Spring is upon us and with the warming weather will certainly come door hangers and mailings offering the latest and greatest options for healthy lawns and happy trees and shrubs. I have never seen a “happy” tree or shrub that I was aware of, but if there are “unhappy” trees in our area, they are most certainly our ash trees. Common along street sides, community parks and home landscapes, this particular tree species (Fraxinus) was a common replacement for the many American elms that succumbed to Dutch elm disease 30-40 years ago. So here we are in 2017, with yet another invasive wiping out a monoculture we created ourselves due to a lack of imagination and diversity.
A Little Bit of EAB History
Hopefully by now most have of you have heard about emerald ash borer (EAB), an invasive insect originally from China, identified in 2002, which has wreaked havoc on ash trees across 27 states. This insect is amazingly effective at killing ash trees. Once it is detected, 80 percent of all ash trees within a community are dead or dying within 8 years. The remaining 20 percent will soon follow; to save ash trees the only option is the use of targeted insecticides for the remaining life of the tree.
To Treat or Not To Treat
This brings us back to the “home place.” If you are a homeowner in the greater Omaha metro area, from eastern Omaha to Greenwood, where EAB has been confirmed, what should you do and what things should you consider? If you’re in western Nebraska, it’s worth it to begin thinking about it as well, though the spread may take many years. I’ll warn you that this article just skims the surface of EAB management options. For more detailed information, go to http://nfs.unl.edu/nebraska-eab.
To treat or not to treat is one of the most common questions. Much of the answer depends on the condition and placement of ash tree/s in your landscape. If it’s in the back of the lot with no direct benefit, such as shade that reduces home cooling costs, it may be a candidate for removal and replacement, especially if there is top dieback or other structural or health issues. However, if the tree is located in a prominent location in front of your landscape or providing significant shade or other benefits, treatment may be an option.
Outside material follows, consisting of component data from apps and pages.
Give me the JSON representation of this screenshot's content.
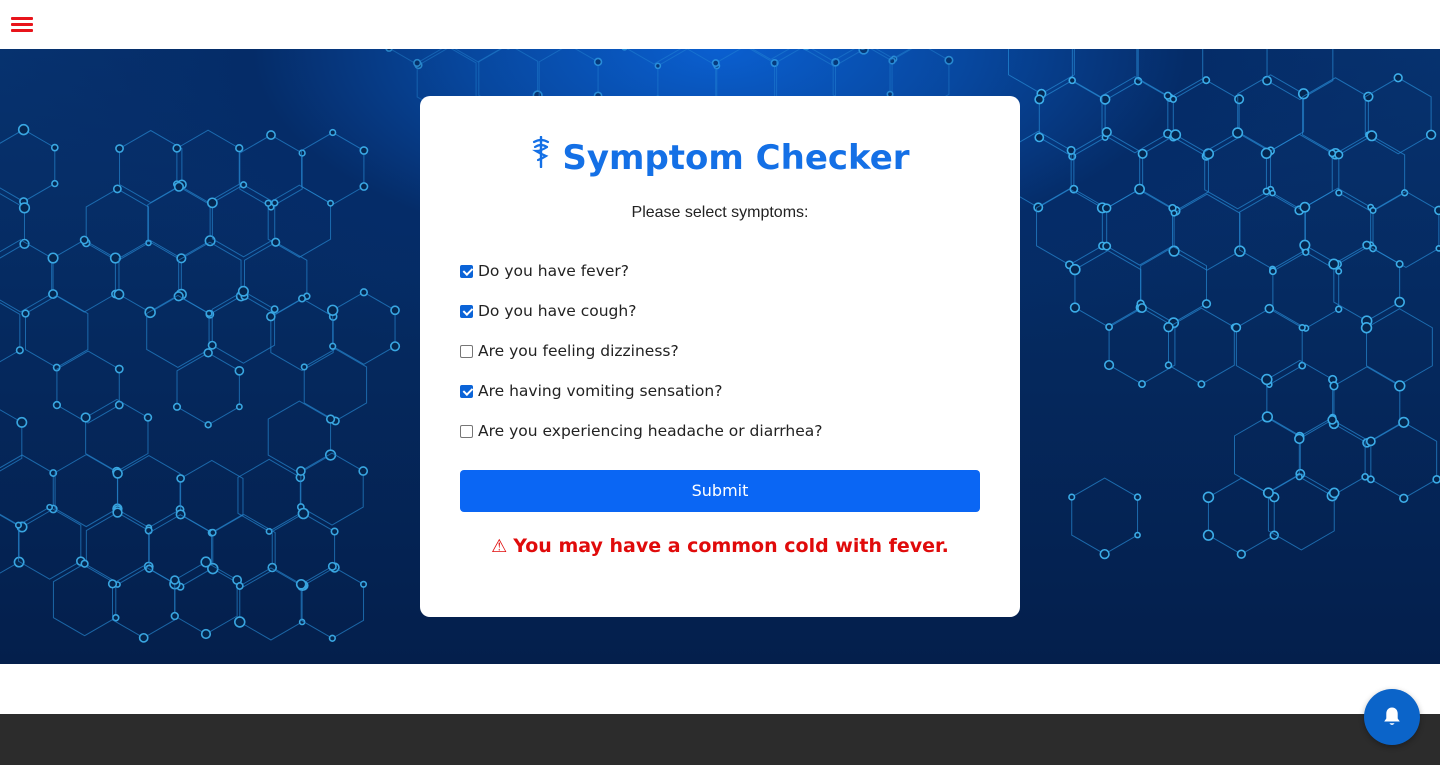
{
  "header": {
    "menu_icon": "hamburger-menu-icon",
    "menu_color": "#e8141b"
  },
  "hero": {
    "background_color": "#052c68",
    "pattern": "hexagon-molecule-network"
  },
  "card": {
    "icon": "caduceus-icon",
    "title": "Symptom Checker",
    "subtitle": "Please select symptoms:",
    "symptoms": [
      {
        "label": "Do you have fever?",
        "checked": true
      },
      {
        "label": "Do you have cough?",
        "checked": true
      },
      {
        "label": "Are you feeling dizziness?",
        "checked": false
      },
      {
        "label": "Are having vomiting sensation?",
        "checked": true
      },
      {
        "label": "Are you experiencing headache or diarrhea?",
        "checked": false
      }
    ],
    "submit_label": "Submit",
    "result_icon": "⚠",
    "result_text": "You may have a common cold with fever.",
    "accent_color": "#1470e6",
    "result_color": "#e00b0b"
  },
  "notification": {
    "icon": "bell-icon",
    "color": "#0b64c9"
  },
  "footer": {
    "color": "#2c2c2c"
  }
}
Only healthy, structurally viable ash trees should be considered for treatment and only when EAB is known to be within 15 miles of your location. Why wait until the insect is known to be within 15 miles? The 15 mile recommendation provides a balance between protecting valuable landscape trees and limiting the negative effects of unnecessary treatments. Treating trees outside of this zone provides little or no benefits to the tree, may be a waste of money, exposes humans and the environment to unnecessary pesticides and trunk injections may cause unnecessary damage to the tree. On the other hand, it’s an excellent time to plant a new replacement tree and avoid the eventual cost and expense of treatment and/or disposal.
Trunk injections are one of the best treatment options as the chemicals are directly injected into the tree. When applied by a professional, they can be very effective but must be done every 1-2 years for the life of the tree. Mid-May to early June is generally the optimal treatment window for most injections, with an average cost of $100 per year for a 20-inch diameter tree, depending on the treatment. These treatments can be effective but all options have consequences beyond the cost—including injury to the tree and potential harm to people, pets, wildlife and the broader environment. (See Selecting Trees for EAB Treatments and EAB Guidelines for Homeowners)
The best long-term solution for ash trees is to replace them with a diversity of native and regionally-adapted species. Planting a new tree to the east, south or west of the existing tree should afford enough direct sunlight to get a young tree established. The sooner another tree is established, the less eventual loss will be felt. Truly the time to plant a tree is now.
Making a decision to remove, replace and reprioritize your landscape with increased diversity puts you well ahead of the game. There are plenty of excellent replacement species: Kentucky coffee tree, bur oak, shumard oak, hackberry, hybrid elms and catalpa, a personal favorite. Select and choose a large maturing tree, something beyond the flash of spring flowers or fall color, that will produce a canopy worthy of the years and generations ahead.